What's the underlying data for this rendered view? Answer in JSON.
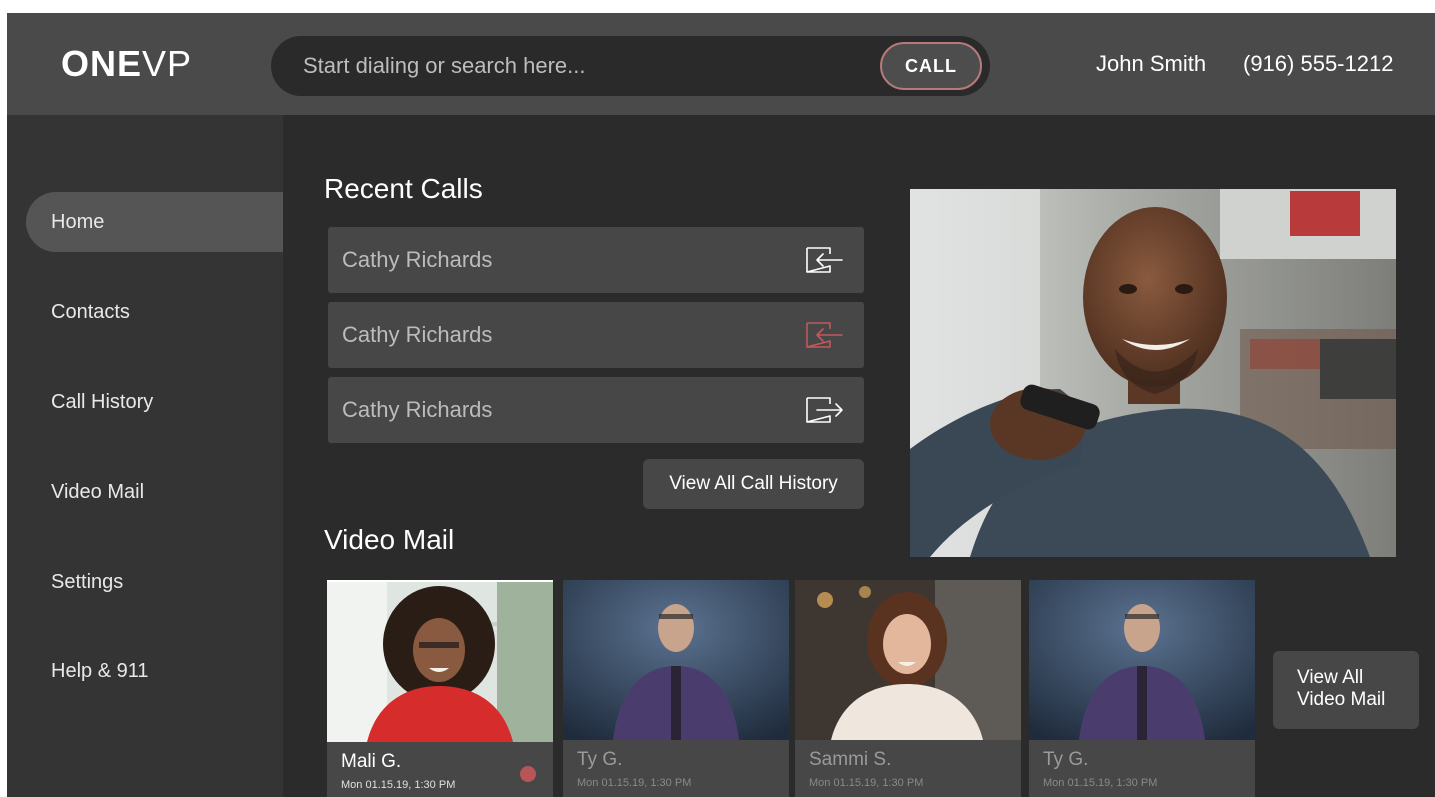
{
  "app": {
    "logo_bold": "ONE",
    "logo_light": "VP"
  },
  "header": {
    "search_placeholder": "Start dialing or search here...",
    "call_label": "CALL",
    "user_name": "John Smith",
    "user_phone": "(916) 555-1212"
  },
  "sidebar": {
    "items": [
      {
        "label": "Home",
        "active": true
      },
      {
        "label": "Contacts"
      },
      {
        "label": "Call History"
      },
      {
        "label": "Video Mail"
      },
      {
        "label": "Settings"
      },
      {
        "label": "Help & 911"
      }
    ]
  },
  "recent_calls": {
    "title": "Recent Calls",
    "items": [
      {
        "name": "Cathy Richards",
        "icon": "incoming-call-icon",
        "color": "#ffffff"
      },
      {
        "name": "Cathy Richards",
        "icon": "missed-call-icon",
        "color": "#c2585b"
      },
      {
        "name": "Cathy Richards",
        "icon": "outgoing-call-icon",
        "color": "#ffffff"
      }
    ],
    "view_all_label": "View All Call History"
  },
  "video_mail": {
    "title": "Video Mail",
    "items": [
      {
        "name": "Mali G.",
        "date": "Mon 01.15.19, 1:30 PM",
        "unread": true
      },
      {
        "name": "Ty G.",
        "date": "Mon 01.15.19, 1:30 PM",
        "unread": false
      },
      {
        "name": "Sammi S.",
        "date": "Mon 01.15.19, 1:30 PM",
        "unread": false
      },
      {
        "name": "Ty G.",
        "date": "Mon 01.15.19, 1:30 PM",
        "unread": false
      }
    ],
    "view_all_line1": "View All",
    "view_all_line2": "Video Mail"
  },
  "colors": {
    "accent_missed": "#c2585b",
    "unread_dot": "#b85557",
    "background": "#2b2b2b",
    "header": "#4a4a4a"
  }
}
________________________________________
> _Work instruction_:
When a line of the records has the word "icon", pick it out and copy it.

> _Solution to the exercise_:
        "icon": "incoming-call-icon",
        "icon": "missed-call-icon",
        "icon": "outgoing-call-icon",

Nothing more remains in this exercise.